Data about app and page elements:
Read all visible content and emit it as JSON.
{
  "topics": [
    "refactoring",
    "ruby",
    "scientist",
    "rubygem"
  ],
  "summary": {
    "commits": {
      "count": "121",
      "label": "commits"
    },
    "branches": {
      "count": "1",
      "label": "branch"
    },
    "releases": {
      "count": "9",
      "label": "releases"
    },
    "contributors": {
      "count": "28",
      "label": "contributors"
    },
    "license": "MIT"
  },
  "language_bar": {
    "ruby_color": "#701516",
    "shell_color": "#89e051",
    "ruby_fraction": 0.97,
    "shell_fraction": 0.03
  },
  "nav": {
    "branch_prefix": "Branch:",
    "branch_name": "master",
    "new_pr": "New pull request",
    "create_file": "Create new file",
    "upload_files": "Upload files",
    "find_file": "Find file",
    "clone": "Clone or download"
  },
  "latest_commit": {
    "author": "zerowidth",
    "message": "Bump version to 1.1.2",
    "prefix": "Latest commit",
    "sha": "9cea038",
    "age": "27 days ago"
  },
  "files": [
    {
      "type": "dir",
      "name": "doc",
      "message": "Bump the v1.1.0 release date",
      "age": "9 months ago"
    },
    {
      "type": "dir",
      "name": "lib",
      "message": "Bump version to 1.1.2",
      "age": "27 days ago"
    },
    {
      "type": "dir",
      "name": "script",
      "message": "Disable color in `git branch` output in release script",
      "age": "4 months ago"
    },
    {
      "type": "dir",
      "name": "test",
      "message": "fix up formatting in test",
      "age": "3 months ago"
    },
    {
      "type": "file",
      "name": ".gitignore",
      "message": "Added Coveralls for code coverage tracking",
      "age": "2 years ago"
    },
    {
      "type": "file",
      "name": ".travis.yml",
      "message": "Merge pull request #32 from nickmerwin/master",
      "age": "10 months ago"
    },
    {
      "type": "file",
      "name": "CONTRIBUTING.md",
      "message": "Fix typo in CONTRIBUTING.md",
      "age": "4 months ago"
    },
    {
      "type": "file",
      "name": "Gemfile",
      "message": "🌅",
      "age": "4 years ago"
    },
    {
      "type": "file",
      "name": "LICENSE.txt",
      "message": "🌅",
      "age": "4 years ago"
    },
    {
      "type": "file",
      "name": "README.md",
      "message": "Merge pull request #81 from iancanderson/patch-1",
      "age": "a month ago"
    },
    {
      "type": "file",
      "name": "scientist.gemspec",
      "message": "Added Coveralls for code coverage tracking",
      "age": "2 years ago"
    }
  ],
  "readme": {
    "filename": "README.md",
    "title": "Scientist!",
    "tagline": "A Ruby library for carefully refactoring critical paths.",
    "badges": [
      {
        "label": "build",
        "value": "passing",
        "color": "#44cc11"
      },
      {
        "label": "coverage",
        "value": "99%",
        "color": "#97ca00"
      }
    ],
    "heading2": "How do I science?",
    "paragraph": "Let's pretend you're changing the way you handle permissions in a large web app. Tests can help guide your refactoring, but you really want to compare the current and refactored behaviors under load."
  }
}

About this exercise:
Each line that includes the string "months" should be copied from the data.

Written solution:
      "age": "9 months ago"
      "age": "4 months ago"
      "age": "3 months ago"
      "age": "10 months ago"
      "age": "4 months ago"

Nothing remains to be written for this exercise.